At the ftp> prompt, you can type a number of commands to perform
various functions.  One example is dir---it will list the files
in the current directory. Continuing the example from above:
 
ftp> dir
 
200 PORT command successful.
150 Opening ASCII mode data connection for /bin/ls.
total 3116
drwxr-xr-x  2 7        21            512 Nov 21  1988 .forward
-rw-rw-r--  1 7        11              0 Jun 23  1988 .hushlogin
drwxrwxr-x  2 0        21            512 Jun  4  1990 Census
drwxrwxr-x  2 0        120           512 Jan  8 09:36 ClariNet
                ... etc etc ...

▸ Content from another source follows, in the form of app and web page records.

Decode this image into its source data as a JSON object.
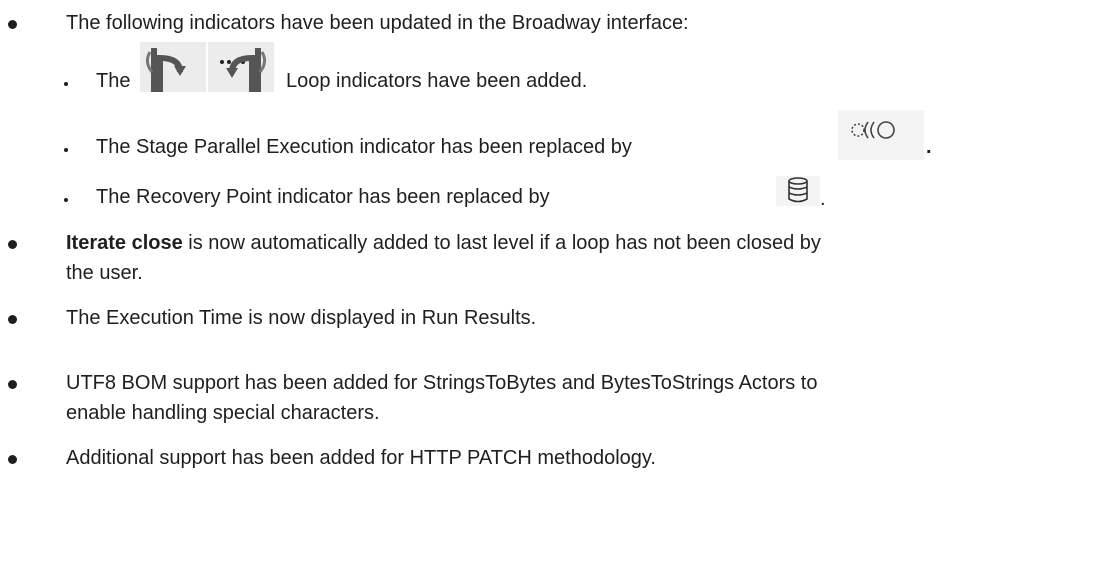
{
  "items": {
    "i1": {
      "text": "The following indicators have been updated in the Broadway interface:"
    },
    "i1_sub": {
      "s1": {
        "pre": "The",
        "post": "Loop indicators have been added.",
        "icon": "loop-indicators-icon"
      },
      "s2": {
        "pre": "The Stage Parallel Execution indicator has been replaced by",
        "post": ".",
        "icon": "parallel-execution-icon"
      },
      "s3": {
        "pre": "The Recovery Point indicator has been replaced by",
        "post": ".",
        "icon": "database-icon"
      }
    },
    "i2": {
      "bold": "Iterate close",
      "rest": "is now automatically added to last level if a loop has not been closed by",
      "line2": "the user."
    },
    "i3": {
      "text": "The Execution Time is now displayed in Run Results."
    },
    "i4": {
      "line1": "UTF8 BOM support has been added for StringsToBytes and BytesToStrings Actors to",
      "line2": "enable handling special characters."
    },
    "i5": {
      "text": "Additional support has been added for HTTP PATCH methodology."
    }
  }
}
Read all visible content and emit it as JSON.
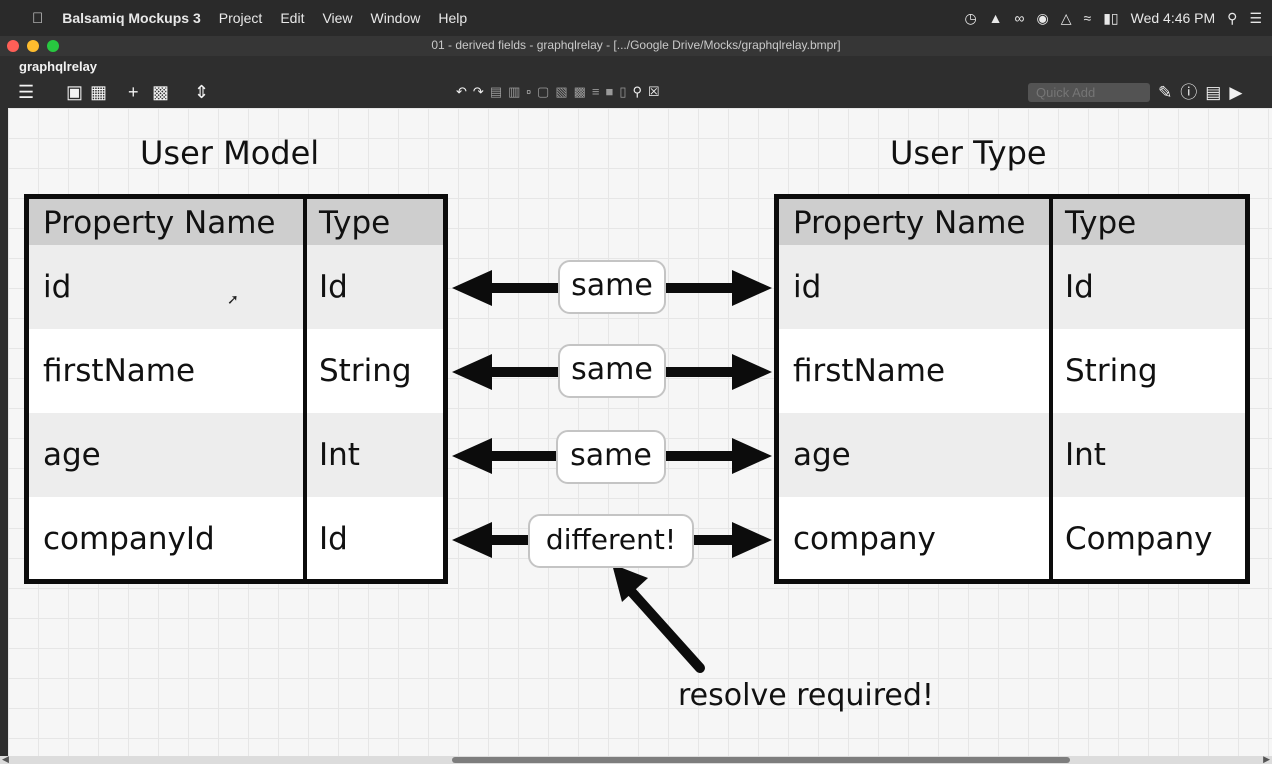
{
  "menubar": {
    "apple": "",
    "items": [
      "Balsamiq Mockups 3",
      "Project",
      "Edit",
      "View",
      "Window",
      "Help"
    ],
    "clock": "Wed 4:46 PM"
  },
  "window": {
    "title": "01 - derived fields - graphqlrelay - [.../Google Drive/Mocks/graphqlrelay.bmpr]"
  },
  "toolbar": {
    "project_name": "graphqlrelay",
    "quick_add_placeholder": "Quick Add"
  },
  "icons": {
    "apple": "apple-icon",
    "time-machine": "time-machine-icon",
    "evernote": "evernote-icon",
    "glasses": "glasses-icon",
    "record": "record-icon",
    "drive": "drive-icon",
    "wifi": "wifi-icon",
    "battery": "battery-icon",
    "spotlight": "spotlight-search-icon",
    "notification-center": "notification-center-icon"
  },
  "mockup": {
    "left_title": "User Model",
    "right_title": "User Type",
    "left_table": {
      "headers": [
        "Property Name",
        "Type"
      ],
      "rows": [
        [
          "id",
          "Id"
        ],
        [
          "firstName",
          "String"
        ],
        [
          "age",
          "Int"
        ],
        [
          "companyId",
          "Id"
        ]
      ]
    },
    "right_table": {
      "headers": [
        "Property Name",
        "Type"
      ],
      "rows": [
        [
          "id",
          "Id"
        ],
        [
          "firstName",
          "String"
        ],
        [
          "age",
          "Int"
        ],
        [
          "company",
          "Company"
        ]
      ]
    },
    "relations": [
      "same",
      "same",
      "same",
      "different!"
    ],
    "note": "resolve required!"
  },
  "colors": {
    "canvas": "#f6f6f6",
    "header_row": "#cecece",
    "alt_row": "#ededed",
    "ink": "#0c0c0c",
    "traffic_red": "#fe5f57",
    "traffic_yellow": "#febc2e",
    "traffic_green": "#28c840"
  }
}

-rw-rw-r--  1 7        14          42390 May 20 02:24 newthisweek.Z
                ... etc etc ...
-rw-rw-r--  1 7        14        2018887 May 21 01:01 uumap.tar.Z
drwxrwxr-x  2 7        6            1024 May 11 10:58 uunet-info
 
226 Transfer complete.
5414 bytes received in 1.1 seconds (4.9 Kbytes/s)
ftp>
 
The file newthisweek.Z was specifically included because we'll
be using it later.  Just for general information, it happens to be a
listing of all of the files added to UUNET's archives during the past
week.
 
The directory shown is on a machine running the Unix operating
system---the dir command will produce different results on other
operating systems (e.g. TOPS, VMS, et al.).  Learning to recognize
different formats will take some time.  After a few weeks of
traversing the Internet, it proves easier to see, for example, how
large a file is on an operating system you're otherwise not acquainted
with.
 
With many FTP implementations, it's also possible to take the output
of dir and put it into a file on the local system with
 
ftp> dir n* outfilename
 
the contents of which can then be read outside of the live FTP
connection; this is particularly useful for systems with very long
directories (like ftp.uu.net).  The above example would put the
names of every file that begins with an n into the local file
outfilename.